Hamlet is a normal person which brillant ideas. He waited so long to kill Claudius because he wanted people to be able to know the story of really happened and did not want to seem like a bad guy. Hamlet’s soliloquy, “To be or not to be” (Act 3,Scene 1 Line 64) also means should he live to do as his father or or die to betray him. Hamlet knew everything that was going on in the kingdom but wanted to act as if he did not to get even further in and have more information. He did this because he wanted to think a more brilliant plan to kill Claudius and anyone else that was dealing with it, that is how he killed
My analysis of Hamlet’s fascination and fear of death has led me to think that William Shakespeare created this play for the people of England. The play was used as a podium that allowed for the concerns of the common English people to be seen and heard. It is not a coincident that Hamlet was written after the Reformation. It is not a coincident that the fears that Hamlet had of death could have been eased with Catholic traditions. Finally it is not a coincident that they all die in the end of the play, because in the end the Catholic traditions died in
In conclusion, Hamlet is undeniably the crown of indulgence into contemporary behaviors and insight into human complexities. Shakespeare’s exquisite use of theme, entertainment and characterization not only develops the intricate plot and body of the play, but also invites the audience into a realm of knowledge and understanding. Ultimately, the pursuit of knowledge is the greatest asset known to humankind. Its infinite possibilities excite the imagination and for that reason, one should value contemporary literary works. But it is important to respect and study the foundation of these pieces, for they base their content off of the classics.
The Elizabethan era was an age of “new ideas and new thinking”. It is famous for theatre and referred to as the golden age in English History.
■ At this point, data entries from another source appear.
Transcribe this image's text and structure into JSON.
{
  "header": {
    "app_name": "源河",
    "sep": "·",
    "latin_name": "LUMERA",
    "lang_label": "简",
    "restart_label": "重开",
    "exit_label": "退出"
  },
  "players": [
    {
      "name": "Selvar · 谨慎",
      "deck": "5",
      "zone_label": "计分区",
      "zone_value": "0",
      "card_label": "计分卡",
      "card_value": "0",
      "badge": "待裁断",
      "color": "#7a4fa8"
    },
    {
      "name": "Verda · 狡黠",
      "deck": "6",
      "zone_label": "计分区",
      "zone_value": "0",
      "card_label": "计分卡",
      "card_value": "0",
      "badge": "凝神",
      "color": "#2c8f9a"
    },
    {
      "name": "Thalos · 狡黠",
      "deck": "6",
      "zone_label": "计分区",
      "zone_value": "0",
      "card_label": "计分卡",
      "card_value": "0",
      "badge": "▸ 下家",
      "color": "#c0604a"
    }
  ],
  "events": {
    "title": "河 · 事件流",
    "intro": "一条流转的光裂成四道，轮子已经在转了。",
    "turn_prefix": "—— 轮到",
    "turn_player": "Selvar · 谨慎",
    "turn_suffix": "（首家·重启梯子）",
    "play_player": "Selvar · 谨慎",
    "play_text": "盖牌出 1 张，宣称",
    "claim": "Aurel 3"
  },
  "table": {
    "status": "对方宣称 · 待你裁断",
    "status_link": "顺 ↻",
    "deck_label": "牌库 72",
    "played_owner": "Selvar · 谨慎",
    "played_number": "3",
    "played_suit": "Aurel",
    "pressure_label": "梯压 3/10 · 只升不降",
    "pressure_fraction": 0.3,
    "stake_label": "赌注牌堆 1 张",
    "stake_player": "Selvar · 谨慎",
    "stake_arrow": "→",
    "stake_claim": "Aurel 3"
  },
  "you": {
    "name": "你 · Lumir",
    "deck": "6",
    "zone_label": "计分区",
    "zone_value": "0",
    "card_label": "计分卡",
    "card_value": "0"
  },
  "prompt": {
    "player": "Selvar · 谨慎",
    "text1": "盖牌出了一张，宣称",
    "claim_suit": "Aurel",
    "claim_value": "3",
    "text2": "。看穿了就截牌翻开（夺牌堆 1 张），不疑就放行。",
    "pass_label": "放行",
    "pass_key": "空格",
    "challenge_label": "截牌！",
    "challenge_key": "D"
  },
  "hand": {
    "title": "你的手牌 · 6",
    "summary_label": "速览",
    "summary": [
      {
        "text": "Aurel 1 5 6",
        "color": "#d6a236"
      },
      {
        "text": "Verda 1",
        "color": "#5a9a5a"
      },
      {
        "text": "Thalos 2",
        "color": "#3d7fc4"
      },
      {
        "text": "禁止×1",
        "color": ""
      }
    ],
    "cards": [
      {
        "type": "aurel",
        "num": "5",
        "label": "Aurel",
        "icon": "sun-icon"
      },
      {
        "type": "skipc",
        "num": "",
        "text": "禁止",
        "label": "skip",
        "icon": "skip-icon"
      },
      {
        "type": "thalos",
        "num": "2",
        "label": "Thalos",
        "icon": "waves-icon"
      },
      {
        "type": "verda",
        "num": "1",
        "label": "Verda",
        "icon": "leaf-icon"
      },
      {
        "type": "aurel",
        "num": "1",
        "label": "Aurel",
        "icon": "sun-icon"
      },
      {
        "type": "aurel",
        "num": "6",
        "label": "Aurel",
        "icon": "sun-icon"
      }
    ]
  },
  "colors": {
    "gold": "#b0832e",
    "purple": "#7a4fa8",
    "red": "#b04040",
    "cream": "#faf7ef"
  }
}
Shakespeare lived in this period, producing several plays including notable ones such as Macbeth, King Lyre, and Hamlet. His plays received well rounded criticisms and were enjoyed to the fullest extent. To keep the audience interested and engaged, Shakespeare connected with them by referring to commonly known subjects of their time. Because of the connections he made, he conveyed several themes concerning the daily lives of the public. Using Hamlet’s madness, Shakespeare relayed the themes of appearance vs. reality, the struggle for power, and the ideas of fate.